First - I would like to address the twitching around your eyeball. Twitching around the eye is called "fasiculation" and it is usually caused by stress, too much caffeine or fatigue. Fatigue makes sense because you say that the next phase is that your eyes felt sleepy most of the time. You were rubbing them and stretching the skin to alleviate the discomfort.
Fasiculation is a benign condition of muscular spasm. We sometimes treat intractable fasiculation with muscle relaxants but more recently, I have had great success treating this condition with Botox. It relaxes the muscle and stops the fasiculation for at least six months. After this, it usually does not come back.
Ok - On to part two of your symptoms.
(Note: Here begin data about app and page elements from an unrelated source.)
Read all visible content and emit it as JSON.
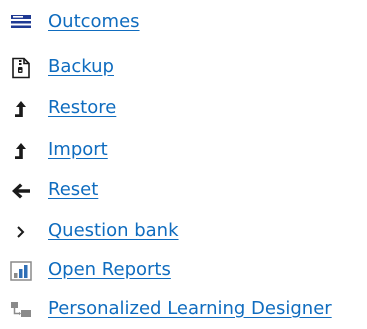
{
  "menu": {
    "items": [
      {
        "label": "Outcomes",
        "icon": "outcomes-list-icon"
      },
      {
        "label": "Backup",
        "icon": "backup-file-icon"
      },
      {
        "label": "Restore",
        "icon": "restore-arrow-up-icon"
      },
      {
        "label": "Import",
        "icon": "import-arrow-up-icon"
      },
      {
        "label": "Reset",
        "icon": "reset-arrow-left-icon"
      },
      {
        "label": "Question bank",
        "icon": "chevron-right-icon"
      },
      {
        "label": "Open Reports",
        "icon": "bar-chart-icon"
      },
      {
        "label": "Personalized Learning Designer",
        "icon": "pld-flow-icon"
      }
    ]
  },
  "colors": {
    "link": "#0f6cbf",
    "icon_dark": "#1a1a1a",
    "icon_blue": "#1f3a93",
    "chart_blue": "#2f6fb6",
    "chart_gray": "#8a8a8a"
  }
}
About a year ago you noticed that your vision was blurry alot of the time and that you had a "veil" in front of your vision. Your eye doctor is correct. This is a movement of the vitreous humor away from the retina. When we are young, the vitreous is firm in the eye and solid. As we age, the vitreous softens (just like everything else) and shrinks in on itself. Unfortunately, when it shrinks, it starts to move around in the eye and the areas of interface (like where it was attached at the optic nerve) swirl into your central vision and make you blurry.
This condition is usually short lived because as the vitreous turns more liquid, gravity pulls the interfering "floaters" out of your vision. Unfortunately, many patients in my practice grow impatient because the process can take months to years to go away. They ask if we can do something to make them disappear faster.
The answer is no. Operating on an eye, especially near the retina is pretty dangerous. We only do retinal surgery as a last resort to save vision. The floaters are a pain, but they are not vision threatening.
You are not going to lose your eyesight from this "posterior vitreous detachment".
If you really want a second opinion, a retinal specialist can confirm these findings.
This condition of vitreous detachment can also happen in your other eye. If you notice bright flashing lights, floaters or a shade across your vision, the other eye should be checked right away.
When it first happens, there is a possibility of tearing the retina as it pulls away. Thus the retina should be checked immediately upon noticing symptoms and one month later if it happens in the other eye.
Does this all make sense to you? And do you have any other questions I can help you with?
During my eye exam, my eye doctor checked both of my eyes, and she said that the left eye was actually worse than the right eye. I can tell that my left eye is also blurry and also has fasiculation. The main difference is that I cannot "see" the floaters like I can with my right eye.
That is not uncommon. From your eye doctor's perspective, the floaters and movement of the gel can look worse to her. But different angles and aspects of light can make the floaters look different from the inside looking out. You are better able to judge which eye seems worse.
I think that if both your eyes are fasiculating, you should consider botox or a short term muscle relaxant. Ask your doc if she does these treatments. They are very simple and effective.
I do feel better knowing that these symptoms will probably go away with time. Thank you so much Dr. Trace. This was worth more than the $58 requested. Have a wonderful and blessed evening. Marilyn
Thank you too Marilyn. God Bless you as well. Dr. Trace
Okay, I will check into it. I am glad to know that there are a few things that I can do to alleviate some of the stress of these conditions. Thanks again!